Ian’s Cave of Santo Hermano Pedro review
When looking for things to do in Tenerife, we agreed to just steer clear of any religious buildings as, well lets face it, they’re a bit dull. I bullied Nicky into checking this place out as I was looking for somewhere to take my mum on her next visit, who’s also a bit dull.
Unexpectedly, this place was definitely an exception and rightfully deserves to be on AtoZTenerife.com.
Do you remember the Blue Peter Bring ‘n’ Buy Sales? A great charitable concept where you donated any old crap and in return bought someone else’s old crap that you really didn’t want. Well I’m sure this is how this place got started. Problem is everybody is bringing and no sod’s buying.
Don’t be tempted to rush through because it’s mad and awesome all at the same time. But you need to look hard. Sure they’re plenty of crucifixes, rosary beads and photos of the Virgin Mary. But on closer inspection some of the statues seem somewhat inappropriate.
For example, a green Jesus that looks like he was auditioning for the Walking Dead. Pele was also there next to a Chinese lucky cat. What’s that about? Though the offering I found the most chuckle-some was an empty box of Ferrero Rocher. Clearly nobody is spoiling Brother Pedro. I shouldn’t say this about a religious site but it was a right laugh.
Overall rating: 4/5
Nicky’s Cave of Santo Hermano Pedro review
I absolutely loved it! We visited the Cave of Santo Hermano Pedro on the off-chance one morning because I was in a foul mood and Ian thought it might cheer me up. I wasn’t expecting much (religious cave-shrines aren’t exactly at the top of my fun list) but as soon as I stepped inside, I knew this place was going to put a smile on my miserable face.
The first thing that caught my eye was a box of green ‘L’ plates left haphazardly on the floor. I still think about that box to this day. I’m sure it’s some sort of spiritual-religious metaphor. Or maybe that’s just the English lit student in me reading too much into it.
From there my eyes wandered over to a metal shelving structure that looked like something you’d see in a Chinese shop.

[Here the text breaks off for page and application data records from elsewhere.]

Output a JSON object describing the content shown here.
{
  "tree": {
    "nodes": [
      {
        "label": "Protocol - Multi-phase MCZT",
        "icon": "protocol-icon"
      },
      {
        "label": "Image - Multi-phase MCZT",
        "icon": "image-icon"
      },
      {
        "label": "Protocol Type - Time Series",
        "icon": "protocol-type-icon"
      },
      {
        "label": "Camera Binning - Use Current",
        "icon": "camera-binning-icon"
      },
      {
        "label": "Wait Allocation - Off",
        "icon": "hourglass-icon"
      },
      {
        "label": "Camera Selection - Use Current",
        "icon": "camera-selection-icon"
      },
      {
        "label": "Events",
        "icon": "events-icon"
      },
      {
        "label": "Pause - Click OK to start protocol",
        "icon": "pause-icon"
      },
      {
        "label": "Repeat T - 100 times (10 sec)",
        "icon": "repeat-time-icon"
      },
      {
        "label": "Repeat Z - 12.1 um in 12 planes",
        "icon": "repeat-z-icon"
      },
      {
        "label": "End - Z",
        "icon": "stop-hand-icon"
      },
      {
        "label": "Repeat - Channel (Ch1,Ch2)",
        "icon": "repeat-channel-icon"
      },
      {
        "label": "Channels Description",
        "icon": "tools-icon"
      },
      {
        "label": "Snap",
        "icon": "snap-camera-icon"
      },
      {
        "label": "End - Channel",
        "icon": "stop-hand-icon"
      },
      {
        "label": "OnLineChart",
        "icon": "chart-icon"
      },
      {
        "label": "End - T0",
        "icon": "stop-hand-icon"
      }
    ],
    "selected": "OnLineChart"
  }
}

It was beyond brimming with trinkets. Some religious-looking ones representing saints. And other slightly less religious-looking ones of kittens playing with balls of string, Converse trainers covered in graffiti, Border Collies with ‘Bienvenido’ signs, colourful clowns sitting on thrones…and that was just one tiny section of the cave.
I’m sure most people spend about 10 minutes here, but I could have looked around for hours. It’s one of those places that no matter how many times you go, you’ll always see something new. Partly because there must be millions of little bits and bobs and partly because so many people visit every day. When we were there, there were 3 bus trips visiting – one of which had come all the way from La Palma solely to visit the cave!
Even though you might have to travel 30 minutes to the cave only to spend 10 minutes inside it, I 100% recommend you visit the Cave of Santo Hermano Pedro and add it onto your list of things to do in Tenerife! I mean, it’s not every day you get to visit a religious shrine that’s got more statues of Laurel and Hardy than the saint it represents, is it?
Overall rating: 5/5
Insider tips for the Cave of Santo Hermano Pedro
Know where you’re going
If you’re not familiar with the area, the Cave of Santo Hermano Pedro will probably be pretty hard for you to find. The road leading to it is roughly opposite Montaña Roja and heads north toward the motorway. Just keep driving along that road until you see a break in the dusty scenery and a group of people milling around. There’s a short, steep hill that reveals a free car park at the top on your right (if you’re driving up from the coast).
Important info about the Cave of Santo Hermano Pedro
Official name: Cueva del Santo Hermano Pedro
Official website: The Cave of Santo Hermano Pedro
Opening hours: 08:00-12:00 – 14:00-18:00
Suggested time: 15 minutes